(Source data)
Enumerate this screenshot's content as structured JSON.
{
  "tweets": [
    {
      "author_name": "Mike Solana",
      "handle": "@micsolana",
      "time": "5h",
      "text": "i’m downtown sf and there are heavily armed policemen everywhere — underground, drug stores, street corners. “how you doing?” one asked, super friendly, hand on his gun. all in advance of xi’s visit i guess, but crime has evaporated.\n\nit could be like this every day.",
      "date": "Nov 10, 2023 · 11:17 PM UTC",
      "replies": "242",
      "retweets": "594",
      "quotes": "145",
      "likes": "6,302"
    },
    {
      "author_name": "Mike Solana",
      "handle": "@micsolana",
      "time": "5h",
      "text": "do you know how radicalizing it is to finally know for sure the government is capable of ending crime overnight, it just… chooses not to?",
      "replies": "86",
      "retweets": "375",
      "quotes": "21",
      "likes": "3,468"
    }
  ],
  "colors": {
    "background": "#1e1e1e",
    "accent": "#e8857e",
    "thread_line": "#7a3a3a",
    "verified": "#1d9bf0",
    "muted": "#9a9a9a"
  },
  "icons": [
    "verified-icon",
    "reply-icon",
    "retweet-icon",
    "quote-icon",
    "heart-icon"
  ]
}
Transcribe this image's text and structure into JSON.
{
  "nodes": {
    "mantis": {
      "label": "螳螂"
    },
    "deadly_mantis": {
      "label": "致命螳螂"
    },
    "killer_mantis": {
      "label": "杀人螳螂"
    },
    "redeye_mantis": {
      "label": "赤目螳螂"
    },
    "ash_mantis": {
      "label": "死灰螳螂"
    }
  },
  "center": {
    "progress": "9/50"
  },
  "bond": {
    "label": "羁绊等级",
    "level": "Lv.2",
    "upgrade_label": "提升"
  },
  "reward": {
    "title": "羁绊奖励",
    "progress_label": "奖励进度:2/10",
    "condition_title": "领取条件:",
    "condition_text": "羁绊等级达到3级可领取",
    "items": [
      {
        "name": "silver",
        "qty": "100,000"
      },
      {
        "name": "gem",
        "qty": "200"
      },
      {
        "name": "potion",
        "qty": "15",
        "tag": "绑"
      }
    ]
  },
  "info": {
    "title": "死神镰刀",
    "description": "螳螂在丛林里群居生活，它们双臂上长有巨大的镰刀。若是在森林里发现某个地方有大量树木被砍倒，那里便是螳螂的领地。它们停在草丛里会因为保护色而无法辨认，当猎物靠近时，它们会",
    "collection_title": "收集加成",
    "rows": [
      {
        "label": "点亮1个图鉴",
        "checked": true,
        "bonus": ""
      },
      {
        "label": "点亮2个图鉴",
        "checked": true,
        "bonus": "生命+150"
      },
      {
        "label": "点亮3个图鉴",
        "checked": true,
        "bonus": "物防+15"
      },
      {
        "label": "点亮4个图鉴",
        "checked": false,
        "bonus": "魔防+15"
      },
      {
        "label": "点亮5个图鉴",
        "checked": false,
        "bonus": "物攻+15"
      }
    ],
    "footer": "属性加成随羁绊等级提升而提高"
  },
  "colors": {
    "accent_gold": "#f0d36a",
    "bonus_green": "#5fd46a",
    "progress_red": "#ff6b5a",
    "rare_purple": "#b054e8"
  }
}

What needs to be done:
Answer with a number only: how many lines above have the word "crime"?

The answer:
2